been pursuing Him caught up. He could not scream and find it only a dream: it was there in
all its hideous reality. The interior tension ruptured the small blood vessels near the
sweat glands, resulting in literally a sweat of blood, medically known as hematidrosis. He
even, as St. Mark's Gospel reports (14:33), felt fear. The fact He knew He would rise on
the third day could not keep the nails from hurting. Again, His divine power could have
rescued Him from suffering. But He had resolved not to use that for His own sake. So
again, an unprotected humanity could not help shrinking back in horror.
Instead of charging Him with such ignorance, we should be immeasurably grateful that He
was willing to go through such a life, such a death. We owe Him reparation too for the
charges of ignorance.
There are objections: In Lk. 2:52 we read that He advanced in wisdom and age. So was He
deficient in wisdom before?
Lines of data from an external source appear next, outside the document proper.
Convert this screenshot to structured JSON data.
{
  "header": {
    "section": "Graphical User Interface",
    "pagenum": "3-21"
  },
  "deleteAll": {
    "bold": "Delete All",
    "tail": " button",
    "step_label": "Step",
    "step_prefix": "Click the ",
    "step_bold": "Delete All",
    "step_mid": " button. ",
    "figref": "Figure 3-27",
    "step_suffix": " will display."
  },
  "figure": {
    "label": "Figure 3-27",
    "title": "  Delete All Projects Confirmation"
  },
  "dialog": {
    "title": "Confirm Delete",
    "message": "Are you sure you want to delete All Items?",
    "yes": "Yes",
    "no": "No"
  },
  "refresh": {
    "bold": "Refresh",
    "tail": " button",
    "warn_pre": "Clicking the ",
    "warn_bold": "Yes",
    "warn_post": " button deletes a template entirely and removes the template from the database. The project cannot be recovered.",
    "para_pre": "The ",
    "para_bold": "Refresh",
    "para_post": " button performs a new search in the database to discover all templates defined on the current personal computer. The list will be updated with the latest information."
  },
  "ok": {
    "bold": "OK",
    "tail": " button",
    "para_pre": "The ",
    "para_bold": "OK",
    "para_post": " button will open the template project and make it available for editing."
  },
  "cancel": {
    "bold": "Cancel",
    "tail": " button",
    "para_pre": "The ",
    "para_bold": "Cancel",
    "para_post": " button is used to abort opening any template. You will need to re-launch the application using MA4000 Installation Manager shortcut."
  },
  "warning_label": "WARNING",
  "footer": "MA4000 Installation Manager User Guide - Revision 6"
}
No, the Fathers of the Church, after St. Athanasius, point out
there is a difference between actual growth in wisdom, and growth in manifestation of
it--how much He showed. He measured it out in accord with each point of age. If at age 3
for example He had shown His full wisdom, it would have been overwhelming. Rather, He
chose a gradual self-revelation. Only late in His public life did he say such things as,
"I and the Father are one" (John 10:30) and, "Before Abraham was, I
AM" (John 8:58). Thus St. Athanasius, in his Third Oration Against the Arians, wrote:
"Gradually as the body grew and the Word manifested itself in it. He is acknowledged
first by Peter, then by all."
Again, in Mark 13:32 He Himself said He did not know the day of the end. Pope St.
Gregory the Great gave us the answer to this in his Epistle to Eulogius: "... in the
nature of His humanity He knew the day... but not from the nature of humanity did He know
it." That is, in our terms, the information did register on His human mind, even
though His humanity was not the source of that information.
Text of the file "An Ignorant Jesus?" by Rev. William G. Most.